▶ [Aim of the exercise] With "data" as the search word, show every line of the material that has it.

▶ [Supplied material]
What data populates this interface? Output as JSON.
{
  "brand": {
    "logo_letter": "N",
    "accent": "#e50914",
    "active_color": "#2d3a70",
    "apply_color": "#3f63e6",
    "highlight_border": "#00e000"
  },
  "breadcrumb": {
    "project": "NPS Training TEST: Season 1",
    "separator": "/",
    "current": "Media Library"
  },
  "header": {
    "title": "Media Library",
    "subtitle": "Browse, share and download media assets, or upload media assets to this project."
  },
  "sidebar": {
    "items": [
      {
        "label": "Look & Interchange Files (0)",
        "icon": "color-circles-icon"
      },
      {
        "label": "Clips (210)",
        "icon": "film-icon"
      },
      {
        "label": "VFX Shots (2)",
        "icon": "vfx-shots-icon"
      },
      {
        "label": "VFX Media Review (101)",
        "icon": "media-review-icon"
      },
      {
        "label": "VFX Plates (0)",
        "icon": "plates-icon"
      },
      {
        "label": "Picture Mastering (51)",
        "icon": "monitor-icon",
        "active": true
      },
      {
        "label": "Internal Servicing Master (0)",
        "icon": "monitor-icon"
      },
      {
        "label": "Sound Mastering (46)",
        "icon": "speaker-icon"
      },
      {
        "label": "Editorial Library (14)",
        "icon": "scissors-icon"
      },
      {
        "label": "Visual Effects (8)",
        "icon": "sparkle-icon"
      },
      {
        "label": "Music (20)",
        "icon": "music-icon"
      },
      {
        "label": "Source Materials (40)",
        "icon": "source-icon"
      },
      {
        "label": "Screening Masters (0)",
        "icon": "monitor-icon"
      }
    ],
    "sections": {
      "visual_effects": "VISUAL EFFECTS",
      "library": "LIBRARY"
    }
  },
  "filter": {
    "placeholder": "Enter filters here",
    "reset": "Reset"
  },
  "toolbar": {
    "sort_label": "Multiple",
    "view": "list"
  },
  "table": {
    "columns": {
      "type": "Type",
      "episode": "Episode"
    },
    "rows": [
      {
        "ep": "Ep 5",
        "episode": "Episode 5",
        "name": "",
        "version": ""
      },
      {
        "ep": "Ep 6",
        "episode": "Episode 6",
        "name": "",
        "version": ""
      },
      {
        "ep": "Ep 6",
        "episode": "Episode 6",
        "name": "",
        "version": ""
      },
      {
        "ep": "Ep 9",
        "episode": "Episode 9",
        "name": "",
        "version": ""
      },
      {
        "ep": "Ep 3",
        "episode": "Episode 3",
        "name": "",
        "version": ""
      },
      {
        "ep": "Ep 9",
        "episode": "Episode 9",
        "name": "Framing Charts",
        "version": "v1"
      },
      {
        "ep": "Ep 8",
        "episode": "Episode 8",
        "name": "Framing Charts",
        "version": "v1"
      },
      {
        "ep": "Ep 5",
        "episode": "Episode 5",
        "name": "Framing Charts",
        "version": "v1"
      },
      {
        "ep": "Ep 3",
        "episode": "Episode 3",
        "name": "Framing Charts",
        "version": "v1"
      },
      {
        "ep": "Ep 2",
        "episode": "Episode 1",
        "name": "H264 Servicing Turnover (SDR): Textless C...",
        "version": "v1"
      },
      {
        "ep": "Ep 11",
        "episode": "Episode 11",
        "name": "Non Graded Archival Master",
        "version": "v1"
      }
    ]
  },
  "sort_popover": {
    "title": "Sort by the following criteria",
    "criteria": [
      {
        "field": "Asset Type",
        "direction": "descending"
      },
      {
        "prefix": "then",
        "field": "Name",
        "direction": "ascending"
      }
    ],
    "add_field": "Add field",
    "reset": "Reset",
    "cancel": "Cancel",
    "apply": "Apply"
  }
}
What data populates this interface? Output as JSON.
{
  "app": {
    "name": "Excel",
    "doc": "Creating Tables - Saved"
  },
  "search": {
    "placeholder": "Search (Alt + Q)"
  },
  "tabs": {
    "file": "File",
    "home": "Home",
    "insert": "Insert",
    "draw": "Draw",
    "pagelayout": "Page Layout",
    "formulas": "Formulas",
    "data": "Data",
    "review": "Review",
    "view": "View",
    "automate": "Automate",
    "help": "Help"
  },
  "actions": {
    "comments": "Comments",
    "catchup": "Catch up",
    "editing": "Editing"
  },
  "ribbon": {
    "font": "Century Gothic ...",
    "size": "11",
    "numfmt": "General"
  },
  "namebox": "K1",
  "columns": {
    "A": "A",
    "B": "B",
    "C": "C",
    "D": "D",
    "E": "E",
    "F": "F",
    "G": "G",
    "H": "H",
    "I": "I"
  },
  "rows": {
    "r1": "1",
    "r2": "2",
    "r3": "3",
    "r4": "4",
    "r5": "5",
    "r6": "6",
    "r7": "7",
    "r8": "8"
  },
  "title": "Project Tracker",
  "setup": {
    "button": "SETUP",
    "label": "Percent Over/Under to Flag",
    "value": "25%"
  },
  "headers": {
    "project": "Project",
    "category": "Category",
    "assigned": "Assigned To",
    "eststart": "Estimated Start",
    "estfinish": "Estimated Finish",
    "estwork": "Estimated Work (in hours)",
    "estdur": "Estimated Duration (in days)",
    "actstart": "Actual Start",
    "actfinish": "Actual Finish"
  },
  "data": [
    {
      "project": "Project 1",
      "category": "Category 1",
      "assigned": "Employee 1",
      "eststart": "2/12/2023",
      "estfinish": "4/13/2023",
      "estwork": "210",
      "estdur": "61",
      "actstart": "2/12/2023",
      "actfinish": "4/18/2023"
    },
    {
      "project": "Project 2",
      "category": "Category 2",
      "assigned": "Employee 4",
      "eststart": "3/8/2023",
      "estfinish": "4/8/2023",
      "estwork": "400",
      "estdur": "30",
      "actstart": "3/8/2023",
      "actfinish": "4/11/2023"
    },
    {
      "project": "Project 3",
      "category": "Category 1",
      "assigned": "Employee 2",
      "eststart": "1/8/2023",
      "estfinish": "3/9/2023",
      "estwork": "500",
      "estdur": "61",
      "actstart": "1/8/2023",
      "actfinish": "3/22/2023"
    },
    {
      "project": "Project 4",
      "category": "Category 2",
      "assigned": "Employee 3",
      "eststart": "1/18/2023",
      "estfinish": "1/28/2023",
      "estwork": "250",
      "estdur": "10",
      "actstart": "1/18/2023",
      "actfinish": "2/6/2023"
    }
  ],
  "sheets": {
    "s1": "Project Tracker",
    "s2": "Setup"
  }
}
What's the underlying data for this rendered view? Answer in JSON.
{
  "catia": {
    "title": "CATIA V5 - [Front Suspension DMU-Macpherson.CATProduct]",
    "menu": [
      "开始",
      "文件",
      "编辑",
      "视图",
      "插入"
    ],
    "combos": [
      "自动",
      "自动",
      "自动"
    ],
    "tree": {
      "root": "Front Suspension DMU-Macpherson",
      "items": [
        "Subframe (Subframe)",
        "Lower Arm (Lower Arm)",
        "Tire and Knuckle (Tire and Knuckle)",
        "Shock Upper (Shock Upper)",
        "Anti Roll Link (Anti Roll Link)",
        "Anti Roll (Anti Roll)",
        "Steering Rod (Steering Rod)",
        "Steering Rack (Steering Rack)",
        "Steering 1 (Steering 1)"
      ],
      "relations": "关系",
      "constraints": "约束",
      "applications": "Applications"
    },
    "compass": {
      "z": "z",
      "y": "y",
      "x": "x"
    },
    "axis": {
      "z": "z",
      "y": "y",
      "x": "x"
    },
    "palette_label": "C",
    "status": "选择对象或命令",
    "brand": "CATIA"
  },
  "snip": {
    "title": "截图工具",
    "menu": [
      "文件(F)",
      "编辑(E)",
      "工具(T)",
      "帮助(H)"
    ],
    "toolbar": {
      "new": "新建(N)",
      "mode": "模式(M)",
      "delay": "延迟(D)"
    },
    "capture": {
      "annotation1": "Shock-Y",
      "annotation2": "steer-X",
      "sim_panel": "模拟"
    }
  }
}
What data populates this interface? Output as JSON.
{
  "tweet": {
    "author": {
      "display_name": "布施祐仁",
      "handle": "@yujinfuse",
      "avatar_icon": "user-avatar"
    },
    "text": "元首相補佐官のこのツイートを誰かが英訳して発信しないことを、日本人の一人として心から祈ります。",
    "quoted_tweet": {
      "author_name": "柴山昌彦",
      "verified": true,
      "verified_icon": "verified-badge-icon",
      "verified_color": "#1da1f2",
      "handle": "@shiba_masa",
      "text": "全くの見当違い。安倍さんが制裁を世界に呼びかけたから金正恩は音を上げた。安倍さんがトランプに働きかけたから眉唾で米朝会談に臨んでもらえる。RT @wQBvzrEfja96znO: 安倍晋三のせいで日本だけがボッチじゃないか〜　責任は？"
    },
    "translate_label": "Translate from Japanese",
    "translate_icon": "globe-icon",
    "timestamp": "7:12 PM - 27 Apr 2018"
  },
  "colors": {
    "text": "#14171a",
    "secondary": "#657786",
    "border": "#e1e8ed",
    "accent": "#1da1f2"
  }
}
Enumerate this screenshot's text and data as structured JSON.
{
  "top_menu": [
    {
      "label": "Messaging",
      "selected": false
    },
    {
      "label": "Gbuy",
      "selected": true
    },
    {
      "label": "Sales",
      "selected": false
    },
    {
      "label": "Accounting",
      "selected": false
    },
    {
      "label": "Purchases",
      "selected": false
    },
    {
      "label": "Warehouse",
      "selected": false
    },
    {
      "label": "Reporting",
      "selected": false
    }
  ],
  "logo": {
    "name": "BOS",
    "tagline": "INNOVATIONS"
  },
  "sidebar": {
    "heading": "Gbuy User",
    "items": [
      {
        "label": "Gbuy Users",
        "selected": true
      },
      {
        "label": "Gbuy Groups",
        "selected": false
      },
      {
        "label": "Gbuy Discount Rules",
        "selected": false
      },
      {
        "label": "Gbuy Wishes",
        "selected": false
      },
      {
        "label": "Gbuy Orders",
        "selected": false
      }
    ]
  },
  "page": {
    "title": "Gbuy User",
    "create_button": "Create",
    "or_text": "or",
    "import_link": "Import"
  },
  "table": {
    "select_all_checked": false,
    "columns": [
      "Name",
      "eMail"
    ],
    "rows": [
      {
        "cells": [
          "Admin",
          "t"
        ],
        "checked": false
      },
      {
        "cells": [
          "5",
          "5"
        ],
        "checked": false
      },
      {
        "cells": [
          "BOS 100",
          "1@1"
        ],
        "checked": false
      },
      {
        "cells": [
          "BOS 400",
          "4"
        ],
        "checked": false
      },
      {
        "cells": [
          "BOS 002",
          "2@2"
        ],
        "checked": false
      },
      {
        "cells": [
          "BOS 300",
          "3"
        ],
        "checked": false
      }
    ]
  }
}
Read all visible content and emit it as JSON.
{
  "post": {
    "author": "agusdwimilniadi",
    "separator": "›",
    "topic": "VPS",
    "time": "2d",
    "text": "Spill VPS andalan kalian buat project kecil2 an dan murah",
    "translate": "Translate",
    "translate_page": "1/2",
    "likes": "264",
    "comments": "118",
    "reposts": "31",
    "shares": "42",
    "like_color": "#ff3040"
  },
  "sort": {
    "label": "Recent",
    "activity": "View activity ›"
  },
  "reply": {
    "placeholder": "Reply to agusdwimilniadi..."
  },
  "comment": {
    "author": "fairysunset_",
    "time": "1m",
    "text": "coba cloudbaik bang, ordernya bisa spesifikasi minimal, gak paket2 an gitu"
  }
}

▶ [Your response]
What data populates this interface? Output as JSON.
What data populates this interface? Output as JSON.
    "data": "Data",
  "data": [
What's the underlying data for this rendered view? Answer in JSON.
What data populates this interface? Output as JSON.
Enumerate this screenshot's text and data as structured JSON.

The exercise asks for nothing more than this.